Alistair is clearly hugely dedicated to the art of poetry.

I really should have subscribed, I think I did for a year but I had all kinds of financial stresses. Having retired myself recently (from - basically - doing nothing) I subscribed to Landfall (to keep in touch a bit) and of course I have bought every copy of Brief starting with Alan Loney's first issue.

The BHOTWW was more specifically 'avant garde' or outre or whatever (it has transformed as PNZ did) to more flexible format; but Poetry NZ had some great poems. I find old copies around the place: right beside one of mine (PNZ used an alphabetical order of names) was a poem by Jane Simpson whose poems I re-read the other day. They are hauntingly good.

(And that is only a snap-shot of all the work in there.)

PNZ "brings NZ writers together" as Simpson is the sister of an acquaintance (partly why I looked more closely at her poems) and I've never met her. But there were many others. I think I have those with Jack, Tracy Slaughter, Richard Reeves, and Jen Crawford featured. Reeves read last year at Poetry Live. It was very good and well attended.
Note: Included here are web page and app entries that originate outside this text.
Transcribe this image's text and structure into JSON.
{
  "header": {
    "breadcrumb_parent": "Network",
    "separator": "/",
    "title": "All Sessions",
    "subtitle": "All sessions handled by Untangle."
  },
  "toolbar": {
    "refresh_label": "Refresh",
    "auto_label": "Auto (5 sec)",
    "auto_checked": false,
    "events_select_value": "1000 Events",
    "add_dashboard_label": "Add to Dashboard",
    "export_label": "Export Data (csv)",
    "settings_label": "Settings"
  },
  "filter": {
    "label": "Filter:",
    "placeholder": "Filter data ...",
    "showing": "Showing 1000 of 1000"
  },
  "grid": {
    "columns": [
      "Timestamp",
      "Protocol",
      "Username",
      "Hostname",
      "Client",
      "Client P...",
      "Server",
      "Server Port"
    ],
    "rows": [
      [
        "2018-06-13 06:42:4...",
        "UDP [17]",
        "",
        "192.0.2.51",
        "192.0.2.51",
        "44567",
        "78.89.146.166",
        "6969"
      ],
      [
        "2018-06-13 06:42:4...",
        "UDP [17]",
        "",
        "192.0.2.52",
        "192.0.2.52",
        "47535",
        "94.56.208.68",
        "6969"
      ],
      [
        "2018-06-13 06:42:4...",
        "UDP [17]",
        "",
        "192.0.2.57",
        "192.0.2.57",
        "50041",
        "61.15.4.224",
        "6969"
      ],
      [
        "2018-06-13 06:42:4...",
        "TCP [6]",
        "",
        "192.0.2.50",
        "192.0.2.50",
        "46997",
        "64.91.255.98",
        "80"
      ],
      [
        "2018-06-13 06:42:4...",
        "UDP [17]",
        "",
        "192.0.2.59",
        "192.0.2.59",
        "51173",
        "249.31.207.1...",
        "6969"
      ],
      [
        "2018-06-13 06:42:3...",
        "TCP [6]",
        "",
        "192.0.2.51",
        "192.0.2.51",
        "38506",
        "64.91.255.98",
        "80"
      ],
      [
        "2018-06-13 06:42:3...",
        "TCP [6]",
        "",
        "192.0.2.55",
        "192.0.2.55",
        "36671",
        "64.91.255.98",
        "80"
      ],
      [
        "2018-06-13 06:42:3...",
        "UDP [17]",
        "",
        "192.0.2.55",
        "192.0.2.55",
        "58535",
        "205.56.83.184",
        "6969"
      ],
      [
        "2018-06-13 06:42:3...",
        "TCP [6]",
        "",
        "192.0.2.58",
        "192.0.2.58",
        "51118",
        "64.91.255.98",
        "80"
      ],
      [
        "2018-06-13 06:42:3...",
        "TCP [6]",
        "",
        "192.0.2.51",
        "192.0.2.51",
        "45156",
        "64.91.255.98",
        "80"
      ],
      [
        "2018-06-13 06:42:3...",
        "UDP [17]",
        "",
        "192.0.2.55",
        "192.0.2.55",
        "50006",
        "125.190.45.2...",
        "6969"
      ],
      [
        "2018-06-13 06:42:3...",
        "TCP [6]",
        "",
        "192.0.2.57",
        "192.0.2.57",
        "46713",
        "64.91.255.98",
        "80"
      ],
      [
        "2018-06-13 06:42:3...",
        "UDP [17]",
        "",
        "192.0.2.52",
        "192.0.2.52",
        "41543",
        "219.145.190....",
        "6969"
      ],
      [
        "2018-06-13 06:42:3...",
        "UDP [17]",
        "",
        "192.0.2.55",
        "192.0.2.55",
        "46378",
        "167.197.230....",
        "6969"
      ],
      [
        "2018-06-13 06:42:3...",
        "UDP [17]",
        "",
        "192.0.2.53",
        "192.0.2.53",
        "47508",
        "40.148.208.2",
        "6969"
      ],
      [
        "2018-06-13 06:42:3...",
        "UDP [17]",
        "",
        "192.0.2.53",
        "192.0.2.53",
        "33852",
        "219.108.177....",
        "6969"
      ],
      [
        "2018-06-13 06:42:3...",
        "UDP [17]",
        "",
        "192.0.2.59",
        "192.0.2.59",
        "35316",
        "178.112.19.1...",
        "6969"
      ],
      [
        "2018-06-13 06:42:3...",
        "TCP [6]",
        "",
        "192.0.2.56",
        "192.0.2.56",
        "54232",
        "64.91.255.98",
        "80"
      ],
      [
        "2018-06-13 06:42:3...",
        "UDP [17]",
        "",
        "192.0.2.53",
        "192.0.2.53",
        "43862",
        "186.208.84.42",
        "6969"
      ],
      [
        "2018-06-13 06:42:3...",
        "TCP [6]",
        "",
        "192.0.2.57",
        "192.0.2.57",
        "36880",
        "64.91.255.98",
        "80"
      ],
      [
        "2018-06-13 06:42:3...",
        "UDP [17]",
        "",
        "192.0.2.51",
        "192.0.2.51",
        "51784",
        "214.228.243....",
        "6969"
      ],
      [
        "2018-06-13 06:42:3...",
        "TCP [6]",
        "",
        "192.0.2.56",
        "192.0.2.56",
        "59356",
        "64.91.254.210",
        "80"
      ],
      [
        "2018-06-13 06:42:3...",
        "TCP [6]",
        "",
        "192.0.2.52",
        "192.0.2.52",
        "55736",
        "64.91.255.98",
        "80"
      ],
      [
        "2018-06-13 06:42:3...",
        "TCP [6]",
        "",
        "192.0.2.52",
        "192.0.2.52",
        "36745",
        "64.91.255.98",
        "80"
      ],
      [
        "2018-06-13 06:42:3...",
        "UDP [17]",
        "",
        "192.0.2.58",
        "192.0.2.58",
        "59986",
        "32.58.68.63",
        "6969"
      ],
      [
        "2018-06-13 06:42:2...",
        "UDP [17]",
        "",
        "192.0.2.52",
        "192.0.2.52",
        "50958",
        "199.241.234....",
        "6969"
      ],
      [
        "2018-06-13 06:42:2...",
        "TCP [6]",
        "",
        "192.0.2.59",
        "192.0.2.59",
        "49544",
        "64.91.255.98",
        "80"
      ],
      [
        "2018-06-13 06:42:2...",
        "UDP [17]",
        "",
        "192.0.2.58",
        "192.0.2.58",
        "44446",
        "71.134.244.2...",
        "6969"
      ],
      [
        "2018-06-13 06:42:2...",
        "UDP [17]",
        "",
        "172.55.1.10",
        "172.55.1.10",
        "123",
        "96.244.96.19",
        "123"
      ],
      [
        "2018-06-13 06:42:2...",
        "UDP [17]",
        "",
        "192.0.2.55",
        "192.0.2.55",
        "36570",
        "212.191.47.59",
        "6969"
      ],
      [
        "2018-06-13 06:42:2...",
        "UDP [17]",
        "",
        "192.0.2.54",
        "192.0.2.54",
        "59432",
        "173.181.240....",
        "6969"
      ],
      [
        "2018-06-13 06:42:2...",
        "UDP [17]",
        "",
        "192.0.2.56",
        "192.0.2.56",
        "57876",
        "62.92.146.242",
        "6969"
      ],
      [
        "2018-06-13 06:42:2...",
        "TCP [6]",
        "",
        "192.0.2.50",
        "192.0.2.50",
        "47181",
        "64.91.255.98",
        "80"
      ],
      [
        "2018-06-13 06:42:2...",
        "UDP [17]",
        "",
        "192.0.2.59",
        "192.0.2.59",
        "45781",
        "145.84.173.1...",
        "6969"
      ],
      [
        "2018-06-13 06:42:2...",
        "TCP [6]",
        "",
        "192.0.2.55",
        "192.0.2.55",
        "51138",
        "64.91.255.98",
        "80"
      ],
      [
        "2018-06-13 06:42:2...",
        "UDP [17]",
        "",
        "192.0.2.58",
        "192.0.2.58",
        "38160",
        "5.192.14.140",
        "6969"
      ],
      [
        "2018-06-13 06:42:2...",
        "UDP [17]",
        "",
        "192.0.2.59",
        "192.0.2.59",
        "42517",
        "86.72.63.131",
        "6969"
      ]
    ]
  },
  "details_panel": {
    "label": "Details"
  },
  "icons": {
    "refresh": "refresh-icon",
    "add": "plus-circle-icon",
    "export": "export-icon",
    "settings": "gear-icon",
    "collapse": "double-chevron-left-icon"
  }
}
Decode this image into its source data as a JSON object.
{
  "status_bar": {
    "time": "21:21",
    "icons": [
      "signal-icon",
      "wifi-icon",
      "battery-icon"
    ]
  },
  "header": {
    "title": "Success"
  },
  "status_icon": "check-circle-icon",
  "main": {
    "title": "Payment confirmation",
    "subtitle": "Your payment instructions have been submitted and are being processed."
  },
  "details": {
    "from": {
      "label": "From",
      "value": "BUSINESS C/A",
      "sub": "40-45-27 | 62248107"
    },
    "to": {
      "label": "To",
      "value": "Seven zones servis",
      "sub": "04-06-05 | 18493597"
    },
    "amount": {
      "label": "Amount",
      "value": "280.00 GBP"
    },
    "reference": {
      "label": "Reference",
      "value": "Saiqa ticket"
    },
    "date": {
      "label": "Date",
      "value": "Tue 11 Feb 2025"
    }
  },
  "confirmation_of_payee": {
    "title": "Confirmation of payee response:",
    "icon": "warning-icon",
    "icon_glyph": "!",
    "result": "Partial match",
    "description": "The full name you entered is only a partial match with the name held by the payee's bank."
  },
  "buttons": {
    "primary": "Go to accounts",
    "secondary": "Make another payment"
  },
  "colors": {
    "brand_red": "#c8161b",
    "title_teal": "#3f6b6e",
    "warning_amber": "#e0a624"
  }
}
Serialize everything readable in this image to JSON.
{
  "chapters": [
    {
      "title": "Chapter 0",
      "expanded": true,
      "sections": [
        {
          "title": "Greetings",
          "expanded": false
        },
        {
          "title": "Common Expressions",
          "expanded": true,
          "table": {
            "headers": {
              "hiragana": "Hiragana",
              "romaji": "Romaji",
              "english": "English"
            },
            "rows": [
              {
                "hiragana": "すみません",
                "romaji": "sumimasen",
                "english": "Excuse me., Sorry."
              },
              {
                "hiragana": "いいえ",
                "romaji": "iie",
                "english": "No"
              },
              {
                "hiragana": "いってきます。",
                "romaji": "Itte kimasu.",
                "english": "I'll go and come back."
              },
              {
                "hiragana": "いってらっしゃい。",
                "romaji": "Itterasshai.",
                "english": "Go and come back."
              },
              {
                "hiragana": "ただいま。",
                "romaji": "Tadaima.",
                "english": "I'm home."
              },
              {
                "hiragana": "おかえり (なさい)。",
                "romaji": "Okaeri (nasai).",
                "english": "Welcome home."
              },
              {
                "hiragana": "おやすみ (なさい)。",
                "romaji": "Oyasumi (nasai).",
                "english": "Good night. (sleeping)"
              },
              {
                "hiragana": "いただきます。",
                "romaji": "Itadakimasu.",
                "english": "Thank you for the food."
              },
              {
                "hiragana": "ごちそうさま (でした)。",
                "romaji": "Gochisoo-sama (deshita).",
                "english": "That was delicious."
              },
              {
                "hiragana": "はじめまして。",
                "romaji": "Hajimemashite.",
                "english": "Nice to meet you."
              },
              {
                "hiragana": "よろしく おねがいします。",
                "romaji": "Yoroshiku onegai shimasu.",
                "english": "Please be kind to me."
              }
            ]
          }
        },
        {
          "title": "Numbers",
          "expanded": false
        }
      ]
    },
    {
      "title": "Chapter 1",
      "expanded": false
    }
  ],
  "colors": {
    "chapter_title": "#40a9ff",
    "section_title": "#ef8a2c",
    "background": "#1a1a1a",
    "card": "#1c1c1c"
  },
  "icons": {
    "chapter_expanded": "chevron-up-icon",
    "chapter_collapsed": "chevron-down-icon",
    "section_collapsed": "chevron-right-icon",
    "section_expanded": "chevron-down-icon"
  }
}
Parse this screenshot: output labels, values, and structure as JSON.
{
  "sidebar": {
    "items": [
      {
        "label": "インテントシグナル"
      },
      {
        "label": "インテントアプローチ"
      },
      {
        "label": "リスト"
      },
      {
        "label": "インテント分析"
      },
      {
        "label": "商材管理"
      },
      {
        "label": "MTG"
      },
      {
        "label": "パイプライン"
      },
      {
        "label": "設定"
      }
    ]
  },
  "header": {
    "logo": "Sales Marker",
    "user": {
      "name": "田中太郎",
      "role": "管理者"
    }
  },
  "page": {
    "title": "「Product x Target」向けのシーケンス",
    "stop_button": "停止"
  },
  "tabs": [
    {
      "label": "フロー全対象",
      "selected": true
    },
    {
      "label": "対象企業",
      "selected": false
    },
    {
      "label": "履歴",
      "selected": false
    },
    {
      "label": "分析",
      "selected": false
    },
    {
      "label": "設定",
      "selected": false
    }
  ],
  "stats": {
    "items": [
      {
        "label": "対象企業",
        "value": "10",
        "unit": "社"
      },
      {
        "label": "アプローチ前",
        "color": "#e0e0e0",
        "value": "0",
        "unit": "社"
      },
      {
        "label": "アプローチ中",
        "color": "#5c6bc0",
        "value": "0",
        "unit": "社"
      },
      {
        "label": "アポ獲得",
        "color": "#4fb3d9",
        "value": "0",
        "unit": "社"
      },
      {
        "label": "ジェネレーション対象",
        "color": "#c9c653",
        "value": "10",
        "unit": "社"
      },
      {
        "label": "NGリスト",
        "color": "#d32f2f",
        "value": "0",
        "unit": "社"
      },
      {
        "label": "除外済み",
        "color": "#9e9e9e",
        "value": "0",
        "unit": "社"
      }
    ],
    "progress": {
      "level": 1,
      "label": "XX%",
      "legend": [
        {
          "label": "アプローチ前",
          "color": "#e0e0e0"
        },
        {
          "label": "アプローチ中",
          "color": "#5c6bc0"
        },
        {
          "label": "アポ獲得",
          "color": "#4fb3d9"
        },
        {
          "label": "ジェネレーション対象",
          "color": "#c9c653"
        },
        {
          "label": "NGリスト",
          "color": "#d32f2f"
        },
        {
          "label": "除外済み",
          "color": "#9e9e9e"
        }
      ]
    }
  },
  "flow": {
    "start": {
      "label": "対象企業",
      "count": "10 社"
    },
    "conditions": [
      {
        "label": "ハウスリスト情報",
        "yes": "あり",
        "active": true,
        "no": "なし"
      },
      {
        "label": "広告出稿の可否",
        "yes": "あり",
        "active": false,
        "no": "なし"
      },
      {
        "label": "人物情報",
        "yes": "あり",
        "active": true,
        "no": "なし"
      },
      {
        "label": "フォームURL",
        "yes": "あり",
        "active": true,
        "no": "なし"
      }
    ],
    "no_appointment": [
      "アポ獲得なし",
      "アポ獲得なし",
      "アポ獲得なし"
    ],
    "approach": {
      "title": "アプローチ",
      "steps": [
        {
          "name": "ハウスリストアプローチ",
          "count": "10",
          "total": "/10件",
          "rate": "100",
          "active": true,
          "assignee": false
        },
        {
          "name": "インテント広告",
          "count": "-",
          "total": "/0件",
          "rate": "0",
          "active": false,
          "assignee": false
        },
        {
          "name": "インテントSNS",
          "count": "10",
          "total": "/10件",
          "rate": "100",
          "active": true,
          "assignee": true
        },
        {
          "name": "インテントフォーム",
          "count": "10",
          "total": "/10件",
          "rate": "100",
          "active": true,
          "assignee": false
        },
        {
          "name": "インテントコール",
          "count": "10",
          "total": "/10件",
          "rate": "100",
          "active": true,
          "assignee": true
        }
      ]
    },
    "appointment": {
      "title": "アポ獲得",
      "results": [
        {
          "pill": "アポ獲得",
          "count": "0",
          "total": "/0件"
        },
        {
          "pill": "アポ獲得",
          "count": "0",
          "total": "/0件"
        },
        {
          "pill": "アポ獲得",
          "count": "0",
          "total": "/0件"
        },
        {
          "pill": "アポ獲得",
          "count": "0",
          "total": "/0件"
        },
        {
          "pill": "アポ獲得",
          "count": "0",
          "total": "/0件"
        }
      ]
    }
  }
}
I think that even the celebrated Michael Morrissey read one night...

There is (has been, hopefully will continue) a wide range of styles and philosophies represented as well as those who send in from all around the globe.

Yes, good work by Patterson and good that you are at the helm Dr. Jack. You will be able to cure the ills!

(The word is out that the Rosses and the Crosses are taking over the NZ Literary scene and imposing a cultural dictatorship, but we can dismiss these silly rumours...)

Lisa Samuels said...

Great news, Jack, and what a team you'll have working with you. I'm so glad Massey is open to resourcing a renewed PNZ, and congratulations to Alistair for the years of work and mentoring he's done. Warmly, Lisa

Jennifer Compton said...

oh right - sounds good - i like email submissions for sure

Dr Jack Ross said...

Dear Jennifer,

It's my understanding (from John Denny at Puriri Press) that issue 48, which contains full details of the "new order" at PNZ should be posted out to subscribers later this week.

Email submissions are certainly part of the changes we have in mind.

yours, jack